President George W Bush is making his eighth visit to the southern US coast since Hurricane Katrina struck.
Local officials in New Orleans have been briefing him on the progress of reconstruction projects.
The White House says the federal government is particularly keen to find out how local leaders are addressing housing needs in New Orleans, BBC says.
Correspondents say President Bush wants to show a hands-on approach to the recovery effort.
He has been being strongly criticised for his initial response to the disaster.
Nearly 1,200 people are known to have died in New Orleans and surrounding areas of Louisiana and Mississippi.
Much of New Orleans was devastated by flooding. Many areas remain uninhabitable, and a number of stores and businesses are still closed.
Officials said that, on arrival on Monday, President Bush met local officials to discuss problems associated with housing, insurance and repairing the city's system of ruptured levees.
White House spokesman Trent Duffy said it was an "open exchange".
"The American people have their arms out. We want you to know that a lot of people care," Mr Bush told the officials, according to the spokesman.
The US president then travelled by helicopter to the New Orleans Convention Center.
Correspondents say this place became a symbol of the slow relief effort, as city residents waited there for days to be evacuated.
Mr Bush and his wife Laura had also dinner with members of a New Orleans commission set up by Mayor Ray Nagin to promote the city's revival.
During his two-day trip, he is expected to visit other communities devastated by Hurricane Katrina.
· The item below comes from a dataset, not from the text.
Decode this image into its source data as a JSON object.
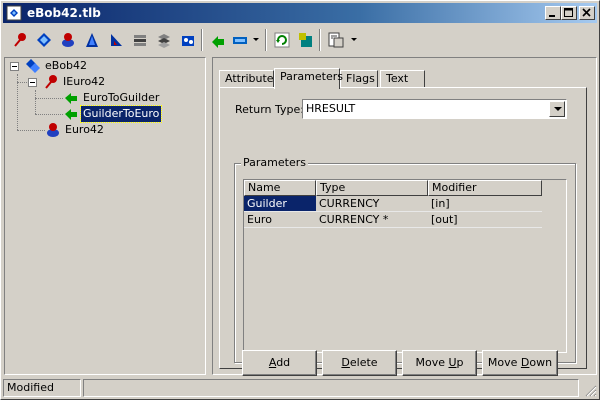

First and foremost, it goes about the replacement of the French-Russian SaM146 engine with the Russian PD-8 aircraft engine